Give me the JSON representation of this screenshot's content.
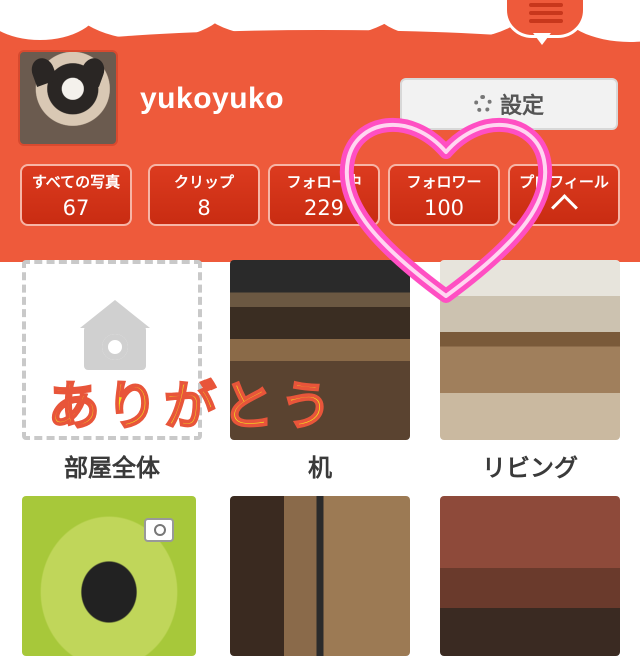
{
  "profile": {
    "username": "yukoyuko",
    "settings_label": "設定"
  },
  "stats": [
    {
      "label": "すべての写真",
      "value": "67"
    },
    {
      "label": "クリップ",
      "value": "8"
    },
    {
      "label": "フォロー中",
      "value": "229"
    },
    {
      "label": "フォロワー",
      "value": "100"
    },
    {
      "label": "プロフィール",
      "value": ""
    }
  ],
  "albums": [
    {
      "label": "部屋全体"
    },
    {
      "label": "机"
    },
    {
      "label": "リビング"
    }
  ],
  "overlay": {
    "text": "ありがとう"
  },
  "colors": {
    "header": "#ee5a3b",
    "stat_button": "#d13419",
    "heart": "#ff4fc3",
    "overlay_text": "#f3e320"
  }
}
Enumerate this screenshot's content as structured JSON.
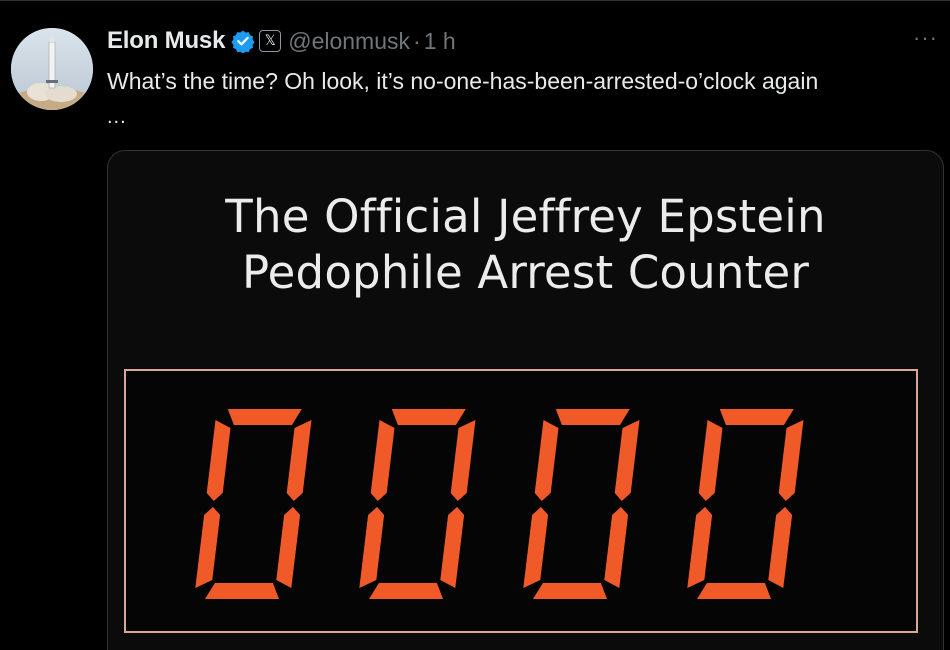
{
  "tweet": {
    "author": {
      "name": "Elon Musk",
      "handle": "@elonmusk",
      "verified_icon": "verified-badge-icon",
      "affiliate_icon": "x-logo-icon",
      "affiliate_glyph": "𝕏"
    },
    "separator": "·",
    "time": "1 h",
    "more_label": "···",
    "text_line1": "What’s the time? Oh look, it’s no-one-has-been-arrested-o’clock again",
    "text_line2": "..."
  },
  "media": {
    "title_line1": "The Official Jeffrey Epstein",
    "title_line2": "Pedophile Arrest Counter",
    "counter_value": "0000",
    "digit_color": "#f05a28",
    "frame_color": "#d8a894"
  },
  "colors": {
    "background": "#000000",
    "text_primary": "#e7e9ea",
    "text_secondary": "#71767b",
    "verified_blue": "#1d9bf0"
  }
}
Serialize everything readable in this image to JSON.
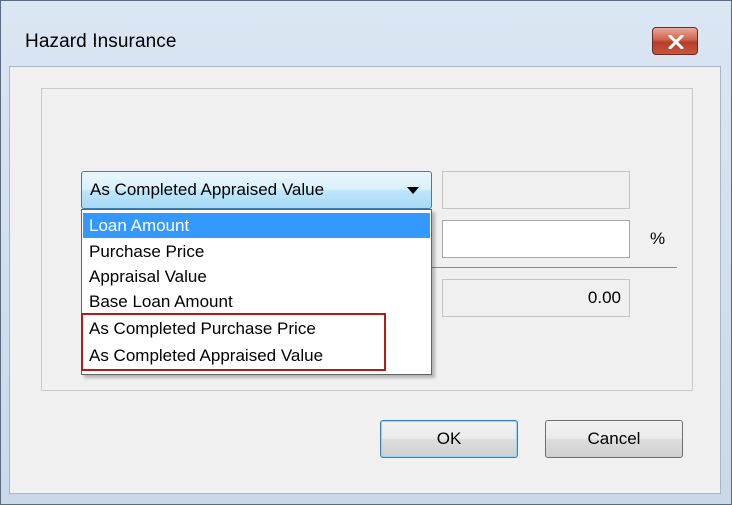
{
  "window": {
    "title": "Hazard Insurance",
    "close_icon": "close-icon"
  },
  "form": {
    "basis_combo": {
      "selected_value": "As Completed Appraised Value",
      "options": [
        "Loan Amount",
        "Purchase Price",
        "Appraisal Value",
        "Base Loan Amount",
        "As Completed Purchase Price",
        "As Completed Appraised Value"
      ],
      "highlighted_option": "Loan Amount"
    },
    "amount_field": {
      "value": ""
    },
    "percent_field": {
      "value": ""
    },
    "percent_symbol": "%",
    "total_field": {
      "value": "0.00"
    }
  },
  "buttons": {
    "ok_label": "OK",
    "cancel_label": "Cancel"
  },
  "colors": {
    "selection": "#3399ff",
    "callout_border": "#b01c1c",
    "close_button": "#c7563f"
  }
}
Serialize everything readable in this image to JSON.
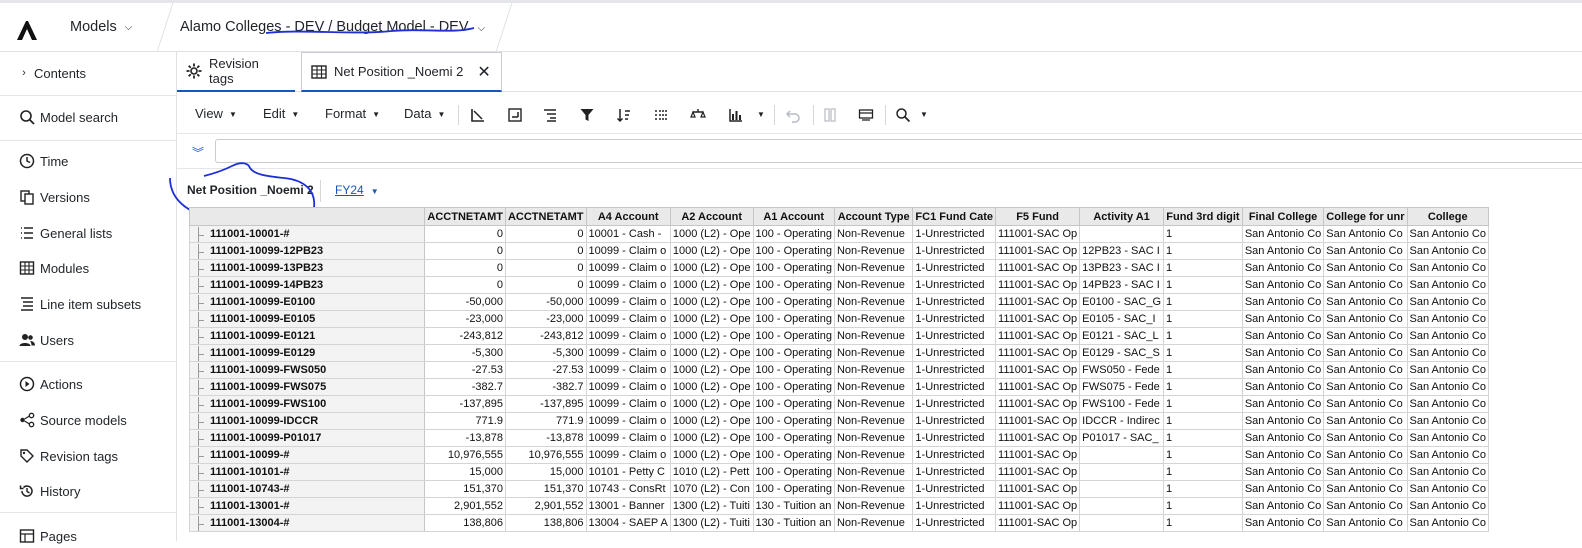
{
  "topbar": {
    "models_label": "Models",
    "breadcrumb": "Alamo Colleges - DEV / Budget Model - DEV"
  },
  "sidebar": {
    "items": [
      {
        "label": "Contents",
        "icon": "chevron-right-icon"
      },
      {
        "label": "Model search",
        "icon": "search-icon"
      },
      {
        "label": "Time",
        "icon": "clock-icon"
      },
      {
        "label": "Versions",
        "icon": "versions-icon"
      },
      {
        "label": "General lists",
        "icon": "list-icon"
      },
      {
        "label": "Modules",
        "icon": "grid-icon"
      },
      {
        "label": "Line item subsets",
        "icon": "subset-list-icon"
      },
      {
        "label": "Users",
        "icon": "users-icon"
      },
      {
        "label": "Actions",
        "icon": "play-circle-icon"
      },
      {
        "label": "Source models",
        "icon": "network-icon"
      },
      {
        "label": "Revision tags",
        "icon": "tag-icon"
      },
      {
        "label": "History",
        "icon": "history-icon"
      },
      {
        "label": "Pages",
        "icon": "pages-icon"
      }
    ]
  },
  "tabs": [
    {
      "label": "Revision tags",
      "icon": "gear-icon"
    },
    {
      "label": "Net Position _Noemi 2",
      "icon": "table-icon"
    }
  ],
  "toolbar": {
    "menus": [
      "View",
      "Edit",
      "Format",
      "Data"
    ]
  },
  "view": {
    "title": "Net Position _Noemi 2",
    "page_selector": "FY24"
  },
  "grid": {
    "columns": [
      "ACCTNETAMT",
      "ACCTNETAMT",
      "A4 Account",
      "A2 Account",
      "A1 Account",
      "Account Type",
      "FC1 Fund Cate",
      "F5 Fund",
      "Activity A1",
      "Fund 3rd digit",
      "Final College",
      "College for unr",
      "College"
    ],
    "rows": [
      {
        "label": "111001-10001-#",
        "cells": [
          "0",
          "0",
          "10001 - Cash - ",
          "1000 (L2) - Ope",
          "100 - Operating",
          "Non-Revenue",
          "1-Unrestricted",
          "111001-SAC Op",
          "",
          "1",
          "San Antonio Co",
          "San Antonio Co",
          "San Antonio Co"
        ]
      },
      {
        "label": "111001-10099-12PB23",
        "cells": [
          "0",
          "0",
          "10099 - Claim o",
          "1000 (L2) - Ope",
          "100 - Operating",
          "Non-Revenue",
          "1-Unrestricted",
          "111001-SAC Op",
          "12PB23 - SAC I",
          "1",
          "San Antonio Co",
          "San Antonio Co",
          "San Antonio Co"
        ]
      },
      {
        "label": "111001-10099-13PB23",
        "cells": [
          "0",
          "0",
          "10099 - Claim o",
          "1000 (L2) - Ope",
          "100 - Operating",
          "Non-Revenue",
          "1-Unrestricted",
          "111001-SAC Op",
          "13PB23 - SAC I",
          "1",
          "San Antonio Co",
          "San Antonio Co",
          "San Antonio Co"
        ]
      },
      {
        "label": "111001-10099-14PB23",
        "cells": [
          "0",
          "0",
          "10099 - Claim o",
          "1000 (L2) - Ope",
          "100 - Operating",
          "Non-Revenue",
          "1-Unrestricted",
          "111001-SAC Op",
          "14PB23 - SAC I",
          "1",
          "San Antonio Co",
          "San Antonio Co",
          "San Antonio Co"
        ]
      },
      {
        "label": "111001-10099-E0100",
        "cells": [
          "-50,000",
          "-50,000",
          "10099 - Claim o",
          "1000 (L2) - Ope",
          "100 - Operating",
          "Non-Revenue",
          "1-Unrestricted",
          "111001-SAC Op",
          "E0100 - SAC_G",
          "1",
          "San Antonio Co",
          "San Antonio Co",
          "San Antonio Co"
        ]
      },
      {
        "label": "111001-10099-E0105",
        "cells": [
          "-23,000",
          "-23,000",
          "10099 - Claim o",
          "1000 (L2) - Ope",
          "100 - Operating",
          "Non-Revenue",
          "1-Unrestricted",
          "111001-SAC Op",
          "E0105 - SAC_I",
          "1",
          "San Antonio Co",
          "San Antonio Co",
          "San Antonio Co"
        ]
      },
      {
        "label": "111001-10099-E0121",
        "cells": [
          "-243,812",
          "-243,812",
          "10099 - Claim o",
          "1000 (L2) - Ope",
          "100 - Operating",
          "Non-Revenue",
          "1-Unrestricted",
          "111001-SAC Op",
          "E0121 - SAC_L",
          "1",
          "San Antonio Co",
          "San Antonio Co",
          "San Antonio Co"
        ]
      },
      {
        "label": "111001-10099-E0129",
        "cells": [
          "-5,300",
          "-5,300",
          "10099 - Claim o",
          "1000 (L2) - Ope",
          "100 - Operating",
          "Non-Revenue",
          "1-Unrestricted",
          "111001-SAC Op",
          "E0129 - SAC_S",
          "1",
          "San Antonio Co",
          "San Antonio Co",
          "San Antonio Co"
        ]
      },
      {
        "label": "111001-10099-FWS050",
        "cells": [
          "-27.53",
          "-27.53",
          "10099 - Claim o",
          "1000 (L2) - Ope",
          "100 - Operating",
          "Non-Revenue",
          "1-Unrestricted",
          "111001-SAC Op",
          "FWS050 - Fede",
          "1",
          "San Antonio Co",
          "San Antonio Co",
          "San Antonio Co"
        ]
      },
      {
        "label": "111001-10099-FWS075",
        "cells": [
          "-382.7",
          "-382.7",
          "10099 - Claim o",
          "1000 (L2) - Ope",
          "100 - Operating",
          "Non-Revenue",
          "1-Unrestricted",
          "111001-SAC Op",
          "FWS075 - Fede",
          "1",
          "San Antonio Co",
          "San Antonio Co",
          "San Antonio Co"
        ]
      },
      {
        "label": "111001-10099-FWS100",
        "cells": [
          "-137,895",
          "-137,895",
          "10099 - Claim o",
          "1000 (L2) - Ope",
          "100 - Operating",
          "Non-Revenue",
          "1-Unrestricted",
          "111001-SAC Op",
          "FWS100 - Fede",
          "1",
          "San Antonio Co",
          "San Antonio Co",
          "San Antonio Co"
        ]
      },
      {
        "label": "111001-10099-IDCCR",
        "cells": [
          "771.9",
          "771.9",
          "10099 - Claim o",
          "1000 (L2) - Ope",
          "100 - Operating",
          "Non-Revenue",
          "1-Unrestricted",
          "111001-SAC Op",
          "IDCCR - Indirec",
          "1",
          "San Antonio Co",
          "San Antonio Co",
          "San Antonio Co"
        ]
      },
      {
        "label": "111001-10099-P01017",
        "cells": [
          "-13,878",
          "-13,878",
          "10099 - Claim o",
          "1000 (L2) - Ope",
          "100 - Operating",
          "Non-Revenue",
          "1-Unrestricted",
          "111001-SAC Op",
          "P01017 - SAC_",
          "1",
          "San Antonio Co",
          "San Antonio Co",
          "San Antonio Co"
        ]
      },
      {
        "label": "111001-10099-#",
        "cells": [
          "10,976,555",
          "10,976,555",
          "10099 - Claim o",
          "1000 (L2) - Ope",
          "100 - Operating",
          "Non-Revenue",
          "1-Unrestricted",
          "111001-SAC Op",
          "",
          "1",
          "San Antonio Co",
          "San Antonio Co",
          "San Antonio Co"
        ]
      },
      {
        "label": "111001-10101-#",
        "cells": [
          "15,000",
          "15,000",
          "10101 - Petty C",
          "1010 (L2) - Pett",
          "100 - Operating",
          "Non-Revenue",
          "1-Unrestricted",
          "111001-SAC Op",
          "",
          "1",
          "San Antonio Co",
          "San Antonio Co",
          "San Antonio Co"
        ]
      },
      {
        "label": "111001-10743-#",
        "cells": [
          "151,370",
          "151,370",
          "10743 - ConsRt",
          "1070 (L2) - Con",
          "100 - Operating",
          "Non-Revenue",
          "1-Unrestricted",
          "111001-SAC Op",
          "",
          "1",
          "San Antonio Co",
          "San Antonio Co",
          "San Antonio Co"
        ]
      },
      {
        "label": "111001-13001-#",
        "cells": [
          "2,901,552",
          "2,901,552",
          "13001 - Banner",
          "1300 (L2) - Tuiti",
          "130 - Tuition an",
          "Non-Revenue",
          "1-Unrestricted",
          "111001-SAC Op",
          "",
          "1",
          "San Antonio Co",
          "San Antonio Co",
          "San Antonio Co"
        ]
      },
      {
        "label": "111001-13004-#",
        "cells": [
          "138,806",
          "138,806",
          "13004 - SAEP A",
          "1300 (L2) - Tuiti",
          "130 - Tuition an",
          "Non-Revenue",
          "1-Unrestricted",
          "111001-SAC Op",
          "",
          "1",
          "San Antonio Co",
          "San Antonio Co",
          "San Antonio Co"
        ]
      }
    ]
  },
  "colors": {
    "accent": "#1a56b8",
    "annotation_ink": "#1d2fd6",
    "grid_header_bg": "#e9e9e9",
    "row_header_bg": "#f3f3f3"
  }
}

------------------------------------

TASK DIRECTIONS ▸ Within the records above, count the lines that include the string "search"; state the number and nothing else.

TASK OUTPUT ▸ 2